If a line holds the word "Protection", copy it from the entries.
═══ DATASET ═══
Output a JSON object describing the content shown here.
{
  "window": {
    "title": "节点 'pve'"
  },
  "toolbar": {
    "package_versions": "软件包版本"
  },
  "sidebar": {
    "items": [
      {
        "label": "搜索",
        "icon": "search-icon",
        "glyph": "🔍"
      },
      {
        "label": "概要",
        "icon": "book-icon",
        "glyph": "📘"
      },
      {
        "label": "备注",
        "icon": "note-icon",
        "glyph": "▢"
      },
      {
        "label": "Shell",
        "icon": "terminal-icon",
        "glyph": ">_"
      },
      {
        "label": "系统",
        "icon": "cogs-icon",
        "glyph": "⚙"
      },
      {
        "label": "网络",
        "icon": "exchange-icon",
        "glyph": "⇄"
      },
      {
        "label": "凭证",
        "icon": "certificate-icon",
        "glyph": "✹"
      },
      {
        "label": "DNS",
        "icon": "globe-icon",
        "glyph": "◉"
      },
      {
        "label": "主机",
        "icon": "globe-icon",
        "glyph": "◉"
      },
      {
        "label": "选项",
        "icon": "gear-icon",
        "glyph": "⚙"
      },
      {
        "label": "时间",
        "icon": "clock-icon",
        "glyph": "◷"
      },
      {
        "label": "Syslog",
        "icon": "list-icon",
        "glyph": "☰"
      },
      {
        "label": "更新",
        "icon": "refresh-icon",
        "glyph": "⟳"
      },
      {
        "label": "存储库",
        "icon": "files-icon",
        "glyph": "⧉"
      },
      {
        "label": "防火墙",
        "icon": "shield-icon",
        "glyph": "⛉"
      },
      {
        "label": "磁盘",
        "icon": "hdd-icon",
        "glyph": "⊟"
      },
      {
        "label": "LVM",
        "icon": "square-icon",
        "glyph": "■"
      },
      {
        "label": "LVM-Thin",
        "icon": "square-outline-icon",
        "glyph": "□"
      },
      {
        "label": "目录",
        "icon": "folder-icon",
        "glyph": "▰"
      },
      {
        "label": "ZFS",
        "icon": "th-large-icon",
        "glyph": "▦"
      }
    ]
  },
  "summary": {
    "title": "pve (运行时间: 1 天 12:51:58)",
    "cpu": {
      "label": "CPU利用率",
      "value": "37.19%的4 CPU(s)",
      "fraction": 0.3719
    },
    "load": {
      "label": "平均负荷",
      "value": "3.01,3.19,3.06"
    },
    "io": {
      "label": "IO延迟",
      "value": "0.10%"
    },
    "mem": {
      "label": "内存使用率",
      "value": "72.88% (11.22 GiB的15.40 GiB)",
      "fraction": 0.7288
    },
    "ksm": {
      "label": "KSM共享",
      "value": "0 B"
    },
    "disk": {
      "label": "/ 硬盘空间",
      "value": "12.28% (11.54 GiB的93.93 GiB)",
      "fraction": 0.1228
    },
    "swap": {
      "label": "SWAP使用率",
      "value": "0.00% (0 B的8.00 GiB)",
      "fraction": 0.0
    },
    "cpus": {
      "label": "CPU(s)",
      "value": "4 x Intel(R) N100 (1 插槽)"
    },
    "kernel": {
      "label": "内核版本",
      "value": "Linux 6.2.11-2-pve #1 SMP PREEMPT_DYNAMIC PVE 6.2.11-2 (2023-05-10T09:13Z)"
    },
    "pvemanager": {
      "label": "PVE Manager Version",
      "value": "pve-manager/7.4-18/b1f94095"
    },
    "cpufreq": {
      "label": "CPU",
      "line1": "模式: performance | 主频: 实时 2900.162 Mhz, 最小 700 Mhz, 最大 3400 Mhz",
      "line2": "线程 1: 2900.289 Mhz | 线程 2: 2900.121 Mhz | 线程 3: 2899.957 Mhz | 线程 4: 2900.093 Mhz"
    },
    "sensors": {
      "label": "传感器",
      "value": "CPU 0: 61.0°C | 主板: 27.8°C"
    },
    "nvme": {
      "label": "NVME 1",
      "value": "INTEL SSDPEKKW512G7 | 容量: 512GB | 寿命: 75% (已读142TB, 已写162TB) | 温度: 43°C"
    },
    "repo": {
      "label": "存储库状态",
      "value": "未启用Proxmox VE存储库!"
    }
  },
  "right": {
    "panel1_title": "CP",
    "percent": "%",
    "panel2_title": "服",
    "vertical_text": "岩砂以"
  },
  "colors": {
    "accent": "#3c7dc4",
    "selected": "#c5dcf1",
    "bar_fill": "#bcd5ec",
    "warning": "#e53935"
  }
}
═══
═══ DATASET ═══
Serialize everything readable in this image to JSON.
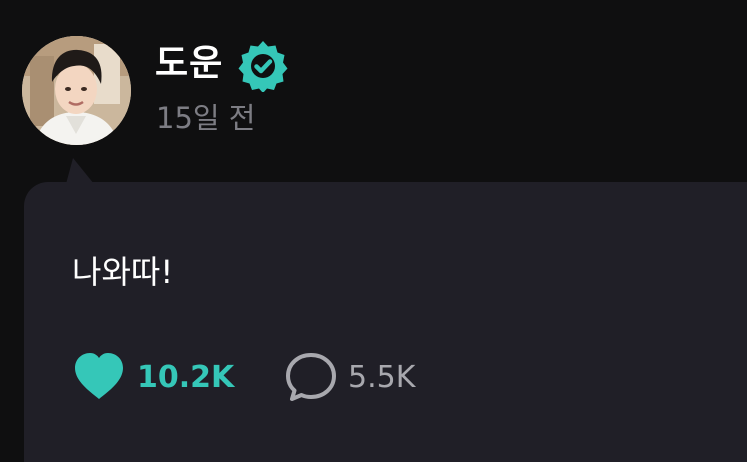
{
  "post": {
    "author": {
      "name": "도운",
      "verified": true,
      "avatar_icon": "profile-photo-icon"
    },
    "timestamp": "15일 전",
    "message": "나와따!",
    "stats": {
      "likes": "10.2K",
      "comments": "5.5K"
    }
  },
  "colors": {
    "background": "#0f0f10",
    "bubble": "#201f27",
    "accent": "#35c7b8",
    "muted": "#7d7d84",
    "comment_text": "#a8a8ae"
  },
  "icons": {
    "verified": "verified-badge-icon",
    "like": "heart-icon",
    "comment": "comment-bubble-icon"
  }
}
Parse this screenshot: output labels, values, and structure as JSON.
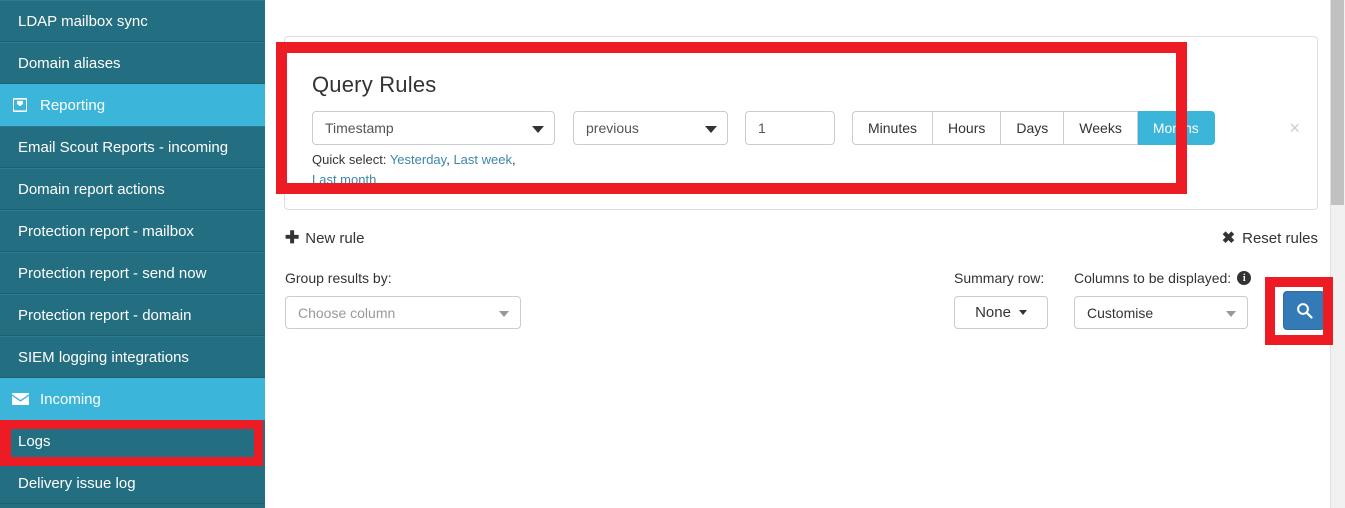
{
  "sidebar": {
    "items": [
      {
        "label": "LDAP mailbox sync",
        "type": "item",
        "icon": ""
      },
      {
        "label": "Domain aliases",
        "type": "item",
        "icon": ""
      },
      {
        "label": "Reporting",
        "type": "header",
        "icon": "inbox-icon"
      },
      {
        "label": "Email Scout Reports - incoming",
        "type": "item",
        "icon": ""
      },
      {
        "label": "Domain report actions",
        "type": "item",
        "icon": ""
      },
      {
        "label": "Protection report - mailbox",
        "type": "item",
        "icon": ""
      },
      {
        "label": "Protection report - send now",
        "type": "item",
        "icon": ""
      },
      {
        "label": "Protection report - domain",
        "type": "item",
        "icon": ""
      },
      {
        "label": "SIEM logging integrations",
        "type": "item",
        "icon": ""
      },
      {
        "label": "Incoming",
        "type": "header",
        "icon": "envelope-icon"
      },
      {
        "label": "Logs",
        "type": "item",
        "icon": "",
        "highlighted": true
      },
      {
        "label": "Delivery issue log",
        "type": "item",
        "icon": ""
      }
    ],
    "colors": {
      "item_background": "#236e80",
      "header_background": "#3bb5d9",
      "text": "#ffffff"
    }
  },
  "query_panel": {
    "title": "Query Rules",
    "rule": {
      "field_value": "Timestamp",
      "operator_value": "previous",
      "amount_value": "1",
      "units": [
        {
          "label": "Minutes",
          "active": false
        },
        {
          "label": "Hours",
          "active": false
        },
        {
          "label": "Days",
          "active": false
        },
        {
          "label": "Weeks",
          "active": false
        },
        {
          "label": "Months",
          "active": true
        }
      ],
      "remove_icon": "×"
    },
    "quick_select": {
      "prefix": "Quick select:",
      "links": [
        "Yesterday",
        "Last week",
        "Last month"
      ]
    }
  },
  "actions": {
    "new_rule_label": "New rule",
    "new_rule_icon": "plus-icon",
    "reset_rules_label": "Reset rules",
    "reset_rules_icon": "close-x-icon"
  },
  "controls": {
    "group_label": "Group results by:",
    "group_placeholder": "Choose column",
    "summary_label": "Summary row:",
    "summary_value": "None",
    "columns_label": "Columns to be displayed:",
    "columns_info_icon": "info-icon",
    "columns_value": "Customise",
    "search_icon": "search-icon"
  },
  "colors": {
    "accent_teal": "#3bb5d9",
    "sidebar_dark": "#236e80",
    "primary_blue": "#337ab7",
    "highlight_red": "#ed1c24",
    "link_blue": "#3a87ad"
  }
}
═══
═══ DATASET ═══
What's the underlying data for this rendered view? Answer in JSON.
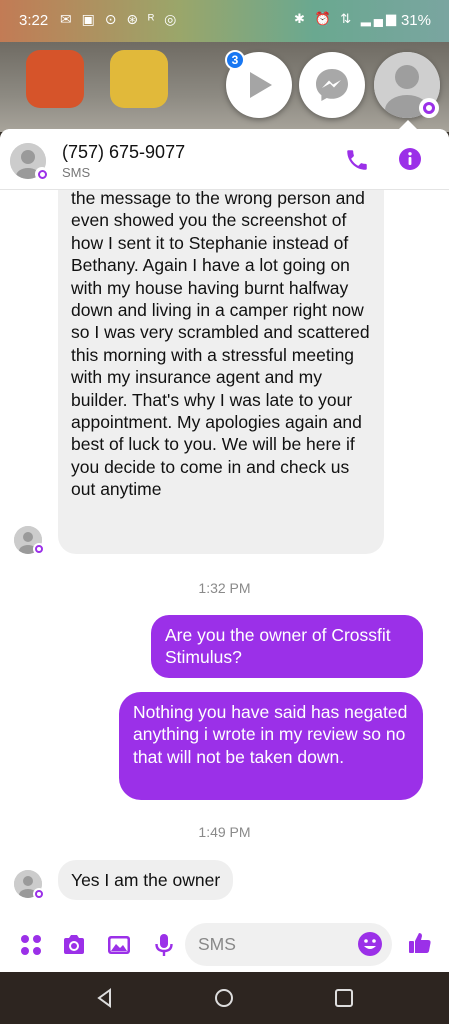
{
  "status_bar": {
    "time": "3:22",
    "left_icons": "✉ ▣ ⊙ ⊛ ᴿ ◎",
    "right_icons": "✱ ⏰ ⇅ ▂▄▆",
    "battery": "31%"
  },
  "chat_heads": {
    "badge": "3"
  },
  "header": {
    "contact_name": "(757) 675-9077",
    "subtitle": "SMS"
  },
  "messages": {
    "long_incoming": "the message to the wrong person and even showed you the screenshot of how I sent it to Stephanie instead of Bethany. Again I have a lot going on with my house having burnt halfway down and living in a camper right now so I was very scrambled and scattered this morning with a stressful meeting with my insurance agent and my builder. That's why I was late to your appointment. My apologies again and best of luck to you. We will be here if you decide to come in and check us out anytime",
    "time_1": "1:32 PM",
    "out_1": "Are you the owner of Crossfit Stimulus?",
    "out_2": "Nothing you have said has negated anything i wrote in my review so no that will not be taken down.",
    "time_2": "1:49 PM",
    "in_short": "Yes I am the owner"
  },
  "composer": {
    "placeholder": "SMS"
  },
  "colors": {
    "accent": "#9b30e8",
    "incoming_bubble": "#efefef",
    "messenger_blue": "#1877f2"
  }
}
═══
TASK RESULT:
        "label": "Protection report - mailbox",
        "label": "Protection report - send now",
        "label": "Protection report - domain",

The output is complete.